Q: How did you decide to become an architect?
In 8th Grade, I participated in a class project to design all aspects of an ideal city. I led the effort for the master planning and became enthralled with urban design. For college, I enrolled in the University of Pennsylvania’s “Design of the Environment” undergrad major thinking I was going to be a city planner and plan new cities. From summer jobs I learned that most of the design work actually was assigned to architects. Also, that there were few new cities in the US to be planned! I really had not known any architects up to that time, especially no women architects. My Basic Design professor, Stanislawa Novicki (who had worked with Le Corbusier) encouraged me to study architecture and was my first mentor. I changed my emphasis and stayed at Penn to get a master’s in architecture.

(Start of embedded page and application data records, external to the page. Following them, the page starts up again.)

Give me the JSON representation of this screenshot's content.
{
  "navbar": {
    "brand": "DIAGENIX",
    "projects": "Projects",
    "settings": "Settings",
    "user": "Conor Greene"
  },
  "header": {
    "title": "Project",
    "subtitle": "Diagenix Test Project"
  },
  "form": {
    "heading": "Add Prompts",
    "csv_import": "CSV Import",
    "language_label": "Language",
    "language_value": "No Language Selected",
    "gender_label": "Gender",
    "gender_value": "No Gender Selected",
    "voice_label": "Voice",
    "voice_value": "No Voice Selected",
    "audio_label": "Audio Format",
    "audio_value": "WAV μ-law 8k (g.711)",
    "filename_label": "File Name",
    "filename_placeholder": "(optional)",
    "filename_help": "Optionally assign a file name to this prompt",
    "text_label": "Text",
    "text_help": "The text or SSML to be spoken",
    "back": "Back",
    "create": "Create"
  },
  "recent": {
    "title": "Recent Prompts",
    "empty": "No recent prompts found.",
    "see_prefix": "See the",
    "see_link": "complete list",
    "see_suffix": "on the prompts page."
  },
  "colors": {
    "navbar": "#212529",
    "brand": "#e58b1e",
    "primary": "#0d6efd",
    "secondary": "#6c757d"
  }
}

Q: What do you do when you’re not at HOK?
In my free time, I am the mother of three children: Lily (20), Jacob (18) and Eva (15). Though they are very busy on their own, I spend a significant amount of time on Facebook monitoring their comings and goings! I also cook and garden and do yoga and walking every weekend to reduce stress. I joined my first Board this year for a wonderful senior citizen facility. In the summer you’ll find me at the Wilmette beach!

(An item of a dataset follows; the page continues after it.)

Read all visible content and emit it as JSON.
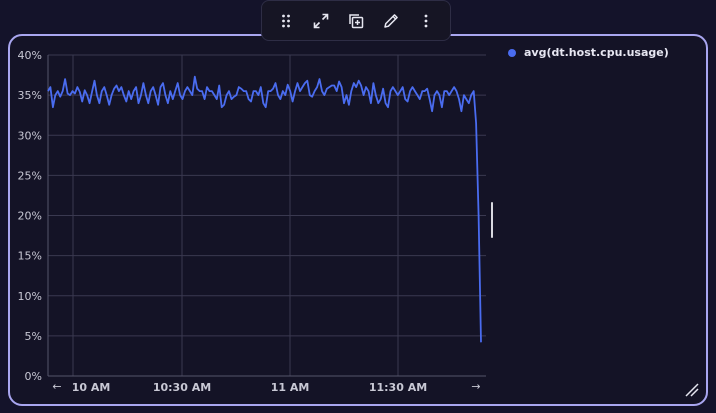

Q: You’ve come up through the architecture field and found your niche in Healthcare design. Why healthcare and what does it offer you that general architecture does not?
In grad school, I was always attracted to studios with projects that had complicated programs dealing with complicated interactions. My master‘s thesis was “Congregate Housing for the Elderly”. I started working in healthcare unintentionally with Hansen Lind Meyer, since it was my only job offer. I enjoy creating architecture that is socially responsible and can literally affect the health and wellbeing of those who are in the spaces. I love the complexity of healthcare – each department has very different requirements and interactions with each other. Healthcare is always changing too – delivery of care, economics and medical advances all require different solutions every year. It is very demanding..but rewarding.

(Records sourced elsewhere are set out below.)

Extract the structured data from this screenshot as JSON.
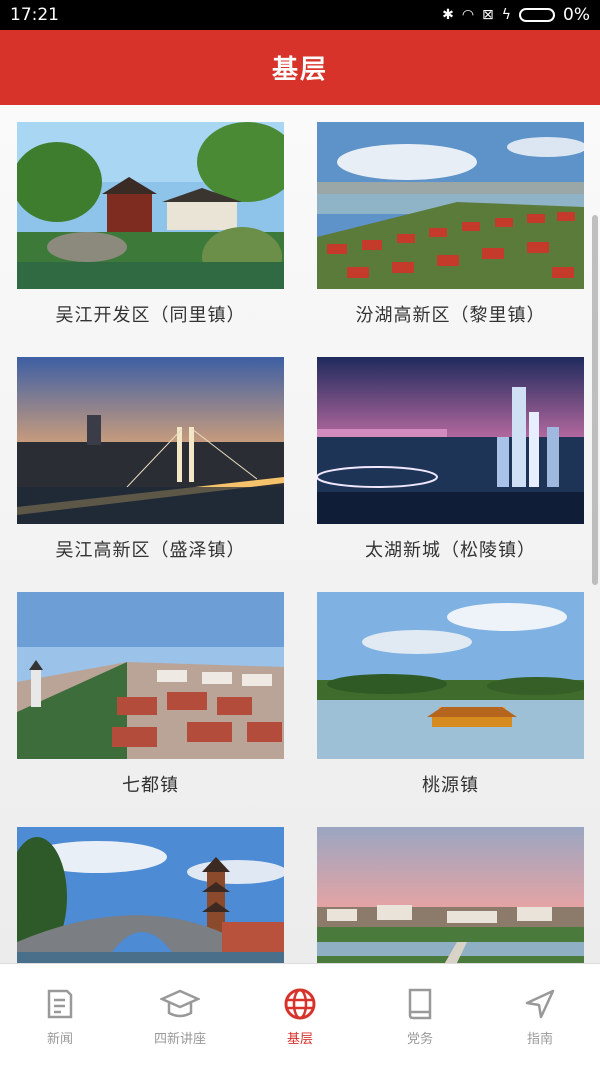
{
  "status": {
    "time": "17:21",
    "battery": "0%"
  },
  "header": {
    "title": "基层"
  },
  "items": [
    {
      "label": "吴江开发区（同里镇）",
      "scene": "garden-scene"
    },
    {
      "label": "汾湖高新区（黎里镇）",
      "scene": "lake-town-scene"
    },
    {
      "label": "吴江高新区（盛泽镇）",
      "scene": "bridge-night-scene"
    },
    {
      "label": "太湖新城（松陵镇）",
      "scene": "city-night-scene"
    },
    {
      "label": "七都镇",
      "scene": "waterfront-town-scene"
    },
    {
      "label": "桃源镇",
      "scene": "lake-boat-scene"
    },
    {
      "label": "",
      "scene": "pagoda-bridge-scene"
    },
    {
      "label": "",
      "scene": "sunset-river-scene"
    }
  ],
  "tabs": [
    {
      "label": "新闻",
      "icon": "news-icon",
      "active": false
    },
    {
      "label": "四新讲座",
      "icon": "graduation-cap-icon",
      "active": false
    },
    {
      "label": "基层",
      "icon": "globe-icon",
      "active": true
    },
    {
      "label": "党务",
      "icon": "book-icon",
      "active": false
    },
    {
      "label": "指南",
      "icon": "navigation-icon",
      "active": false
    }
  ],
  "colors": {
    "brand_red": "#d7332b",
    "tab_inactive": "#999999"
  }
}
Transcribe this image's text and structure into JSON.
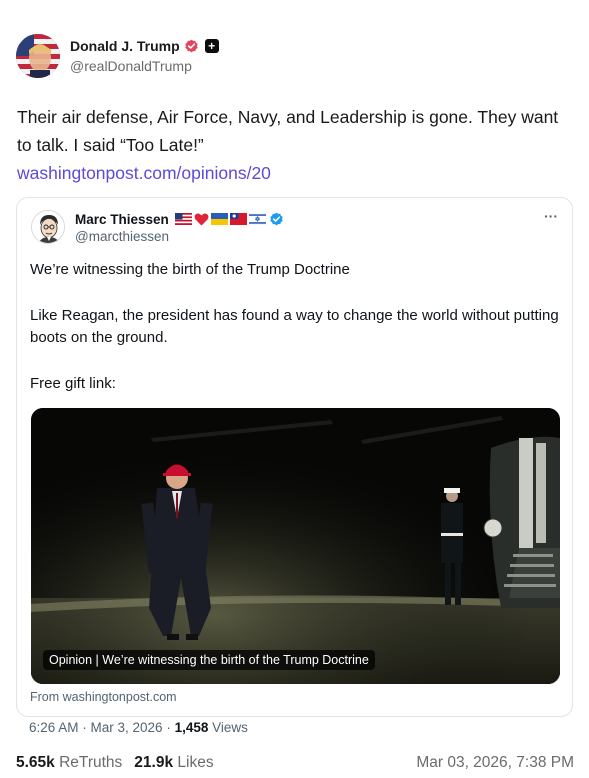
{
  "post": {
    "author_name": "Donald J. Trump",
    "author_handle": "@realDonaldTrump",
    "text": "Their air defense, Air Force, Navy, and Leadership is gone. They want to talk. I said “Too Late!”",
    "link": "washingtonpost.com/opinions/20"
  },
  "quote": {
    "author_name": "Marc Thiessen",
    "author_handle": "@marcthiessen",
    "emojis": [
      "us-flag-icon",
      "red-heart-icon",
      "ukraine-flag-icon",
      "taiwan-flag-icon",
      "israel-flag-icon"
    ],
    "more_label": "···",
    "paragraph_1": "We’re witnessing the birth of the Trump Doctrine",
    "paragraph_2": "Like Reagan, the president has found a way to change the world without putting boots on the ground.",
    "paragraph_3": "Free gift link:",
    "media_caption": "Opinion | We’re witnessing the birth of the Trump Doctrine",
    "source": "From washingtonpost.com",
    "timestamp": "6:26 AM · Mar 3, 2026 · ",
    "views_count": "1,458",
    "views_label": " Views"
  },
  "stats": {
    "retruths_count": "5.65k",
    "retruths_label": "ReTruths",
    "likes_count": "21.9k",
    "likes_label": "Likes",
    "date": "Mar 03, 2026, 7:38 PM"
  },
  "colors": {
    "link": "#5b4bd8",
    "verified_badge": "#e0465f",
    "x_verified": "#1d9bf0"
  }
}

Q: As a woman who travels a lot for work, what tips would you have to help others manage the balance between work travel and home time?
Each person needs to find their own balance. I only began to travel extensively the last five years at HOK, after my children were a bit older. When my children were very young, I worked part time for five years. My husband has been the “at home parent” the last ten years which has provided a lot more flexibility in my schedule. I wish I could travel less and still do large and exciting projects!
Life is a long, winding road and it is not necessary to do all your achievements at once. There will hopefully be time to fit everything you want to accomplish in. We are in this profession for the long haul!
Q: Are you where you thought you’d be?
The goal of my first ten years was to become a licensed architect and try to keep in the profession while raising young children. The second ten years, my goal was to become a Principal on my own terms. The third ten years my goal was to become a national leader in the design / planning of healthcare facilities. I am a bit shocked that I actually have met all these goals! I am still formulating my goals for the next ten years, but I would like to mentor the next generation of healthcare planners and expand our knowledge of the effect of planning decisions on the quality of life for patients, caregivers and families.